Section: New Results

Algorithmic Foundations

Keywords: computational geometry, Computational topology, Voronoi diagrams, α-shapes, Morse theory, graph algorithm, combinatorial optimization, statistical learning.

Beyond Two-sample-tests: Localizing Data Discrepancies in High-dimensional Spaces

Participants : Frédéric Cazals, Alix Lhéritier.

Comparing two sets of multivariate samples is a central problem in data analysis. From a statistical standpoint, the simplest way to perform such a comparison is to resort to a non-parametric two-sample test (TST), which checks whether the two sets can be seen as i.i.d. samples of an identical unknown distribution (the null hypothesis). If the null is rejected, one wishes to identify regions accounting for this difference. In this paper [17] , we presents a two-stage method providing feedback on this difference, based upon a combination of statistical learning (regression) and computational topology methods.

Consider two populations, each given as a point cloud in d. In the first step, we assign a label to each set and we compute, for each sample point, a discrepancy measure based on comparing an estimate of the conditional probability distribution of the label given a position versus the global unconditional label distribution. In the second step, we study the height function defined at each point by the aforementioned estimated discrepancy. Topological persistence is used to identify persistent local minima of this height function, their basins defining regions of points with high discrepancy and in spatial proximity.

Experiments are reported both on synthetic and real data (satellite images and handwritten digit images), ranging in dimension from d=2 to d=784, illustrating the ability of our method to localize discrepancies.
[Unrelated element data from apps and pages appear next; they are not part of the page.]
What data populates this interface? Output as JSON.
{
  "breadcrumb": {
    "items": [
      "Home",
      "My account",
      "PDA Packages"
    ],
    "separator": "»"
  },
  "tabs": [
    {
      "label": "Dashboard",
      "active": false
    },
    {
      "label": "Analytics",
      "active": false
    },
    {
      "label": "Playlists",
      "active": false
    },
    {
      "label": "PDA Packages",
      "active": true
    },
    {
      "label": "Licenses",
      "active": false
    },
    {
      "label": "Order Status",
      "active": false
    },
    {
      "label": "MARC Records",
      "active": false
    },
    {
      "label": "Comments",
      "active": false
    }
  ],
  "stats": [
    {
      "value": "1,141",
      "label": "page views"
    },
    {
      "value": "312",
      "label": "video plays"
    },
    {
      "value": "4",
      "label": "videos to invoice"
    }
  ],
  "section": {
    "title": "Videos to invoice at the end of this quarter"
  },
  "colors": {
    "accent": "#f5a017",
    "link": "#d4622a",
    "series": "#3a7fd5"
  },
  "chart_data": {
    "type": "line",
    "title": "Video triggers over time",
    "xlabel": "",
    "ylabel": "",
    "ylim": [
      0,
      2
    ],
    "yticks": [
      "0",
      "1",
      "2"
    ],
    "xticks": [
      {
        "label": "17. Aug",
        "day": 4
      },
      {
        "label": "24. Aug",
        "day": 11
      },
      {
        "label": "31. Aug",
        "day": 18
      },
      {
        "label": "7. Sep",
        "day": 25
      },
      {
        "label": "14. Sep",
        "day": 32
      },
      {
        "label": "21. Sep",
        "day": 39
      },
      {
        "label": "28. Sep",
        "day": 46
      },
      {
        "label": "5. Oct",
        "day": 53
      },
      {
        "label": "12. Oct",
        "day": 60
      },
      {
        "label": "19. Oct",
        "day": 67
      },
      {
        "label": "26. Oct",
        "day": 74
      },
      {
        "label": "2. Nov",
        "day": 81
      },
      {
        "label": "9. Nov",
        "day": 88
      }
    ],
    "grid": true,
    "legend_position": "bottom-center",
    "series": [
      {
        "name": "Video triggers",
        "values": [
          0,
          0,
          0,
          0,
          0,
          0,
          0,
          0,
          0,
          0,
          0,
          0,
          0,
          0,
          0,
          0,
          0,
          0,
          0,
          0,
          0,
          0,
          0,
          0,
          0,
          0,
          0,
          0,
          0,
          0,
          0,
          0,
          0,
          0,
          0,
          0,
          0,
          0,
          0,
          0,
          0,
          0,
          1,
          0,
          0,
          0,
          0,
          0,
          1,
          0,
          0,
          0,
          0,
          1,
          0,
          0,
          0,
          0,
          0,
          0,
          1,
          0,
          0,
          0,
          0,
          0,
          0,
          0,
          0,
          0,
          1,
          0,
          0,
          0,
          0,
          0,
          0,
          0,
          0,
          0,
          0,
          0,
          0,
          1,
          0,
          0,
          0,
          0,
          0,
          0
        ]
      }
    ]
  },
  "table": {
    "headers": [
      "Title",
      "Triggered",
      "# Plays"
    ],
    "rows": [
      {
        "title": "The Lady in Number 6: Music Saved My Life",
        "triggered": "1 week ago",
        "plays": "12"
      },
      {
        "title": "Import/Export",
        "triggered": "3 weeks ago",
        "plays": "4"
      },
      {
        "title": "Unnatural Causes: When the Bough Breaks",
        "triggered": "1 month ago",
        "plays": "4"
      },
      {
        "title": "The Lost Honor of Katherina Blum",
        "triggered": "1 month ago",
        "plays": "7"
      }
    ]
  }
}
On a general perspective, the ability to provide feedback downstream TST may prove of ubiquitous interest in exploratory statistics and data science.

A Sequential Non-parametric Two-Sample Test

Participants : Frédéric Cazals, Alix Lhéritier.

Given samples from two distributions, a nonparametric two-sample test aims at determining whether the two distributions are equal or not, based on a test statistic. This statistic may be computed on the whole dataset, or may be computed on a subset of the dataset by a function trained on its complement. We propose a third tier [19] , consisting of functions exploiting a sequential framework to learn the differences while incrementally processing the data. Sequential processing naturally allows optional stopping, which makes our test the first truly sequential nonparametric two-sample test.

We show that any sequential predictor can be turned into a sequential two-sample test for which a valid p-value can be computed, yielding controlled type I error. We also show that pointwise universal predictors yield consistent tests, which can be built with a nonparametric regressor based on k-nearest neighbors in particular. We also show that mixtures and switch distributions can be used to increase power, while keeping consistency.